The international NGO – which has been working in the region since 1992 – is reporting an increase in the numbers of fatalities and injuries from these indiscriminate killers. MAG has cleared over 11,000 newly laid landmines in areas of Iraq and Syria since the start of its emergency response in areas formerly occupied by Da’esh.
Over 9,000 have been safely cleared and destroyed by MAG teams in the last six months alone. Unless urgent action is taken and more funding provided to respond to this new emergency, many more lives will be lost and the safe delivery of humanitarian aid impeded. “We are witnessing a new landmine emergency on a scale not seen since the historic treaty to ban landmines was agreed twenty years ago,” said Jane Cocking, MAG’s new CEO.
“The viciousness of the devices being planted across Iraq and Syria is unimaginable. They are sensitive enough to be triggered by a child’s footstep, but powerful enough to disable a tank. MAG is protecting communities and supporting the humanitarian response by escalating our operations. We are fielding more teams as fast as we can.”
January 15 marks the anniversary of Princess Diana’s visit to a minefield in Angola, eleven months before the Anti-Personnel Mine Ban Convention, also known as the Ottawa Treaty was agreed. Over 160 states have since signed the treaty and the action taken to remove mines has resulted in 27 countries and one area (Taiwan) declaring themselves mine-free.

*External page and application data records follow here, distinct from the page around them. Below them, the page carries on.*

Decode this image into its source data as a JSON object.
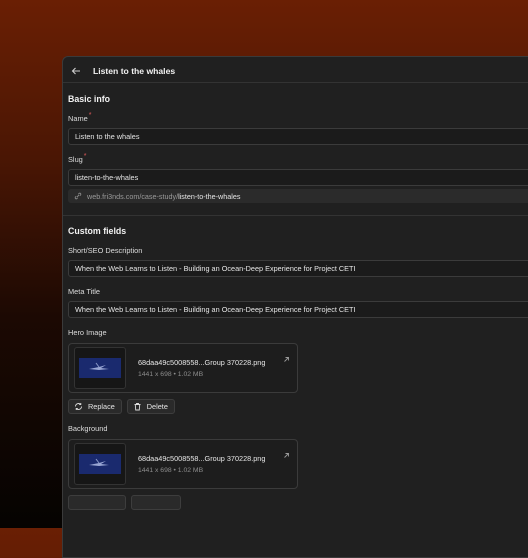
{
  "header": {
    "title": "Listen to the whales"
  },
  "basic_info": {
    "heading": "Basic info",
    "name": {
      "label": "Name",
      "required_mark": "*",
      "value": "Listen to the whales"
    },
    "slug": {
      "label": "Slug",
      "required_mark": "*",
      "value": "listen-to-the-whales",
      "url_prefix": "web.fri3nds.com/case-study/",
      "url_slug": "listen-to-the-whales"
    }
  },
  "custom_fields": {
    "heading": "Custom fields",
    "short_description": {
      "label": "Short/SEO Description",
      "value": "When the Web Learns to Listen - Building an Ocean-Deep Experience for Project CETI"
    },
    "meta_title": {
      "label": "Meta Title",
      "value": "When the Web Learns to Listen - Building an Ocean-Deep Experience for Project CETI"
    },
    "hero_image": {
      "label": "Hero Image",
      "file_name": "68daa49c5008558...Group 370228.png",
      "file_meta": "1441 x 698 • 1.02 MB",
      "replace_label": "Replace",
      "delete_label": "Delete"
    },
    "background": {
      "label": "Background",
      "file_name": "68daa49c5008558...Group 370228.png",
      "file_meta": "1441 x 698 • 1.02 MB"
    }
  },
  "icons": [
    "arrow-left-icon",
    "link-icon",
    "external-link-icon",
    "refresh-icon",
    "trash-icon"
  ]
}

However, progress towards clearance of all mined areas by 2025 – a commitment made by treaty states in 2014 – is already in jeopardy as a result of insufficient funding. This is before the scale of new contamination being discovered in Iraq and Syria is taken into account.
Just to keep pace with the emergency clearance of newly laid landmines, at least $100m a year of additional funds will be needed for mine action NGOs, MAG warns. “States, champions and supporters of the treaty have a choice in this historic anniversary year.

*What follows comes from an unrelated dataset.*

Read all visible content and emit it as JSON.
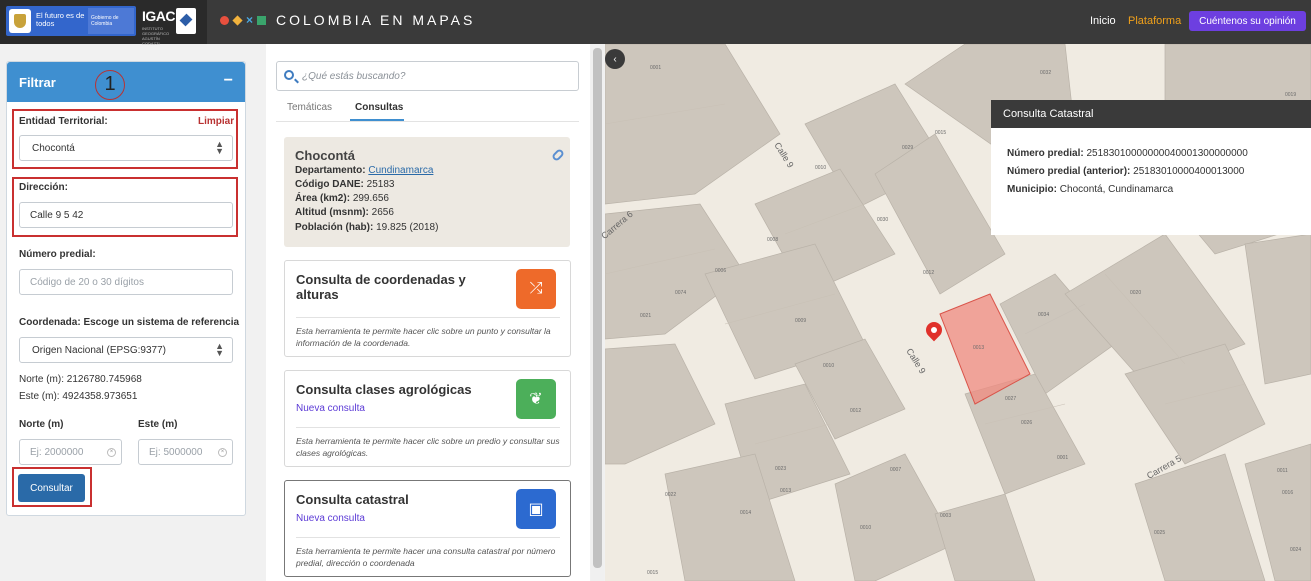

They can let the legacy of one of the world’s most successful treaties be damaged, or they can redouble their efforts to eliminate these deadly and indiscriminate weapons. This will require renewed political will and more money to finish the job – from older conflicts and new emergencies.” said Cocking.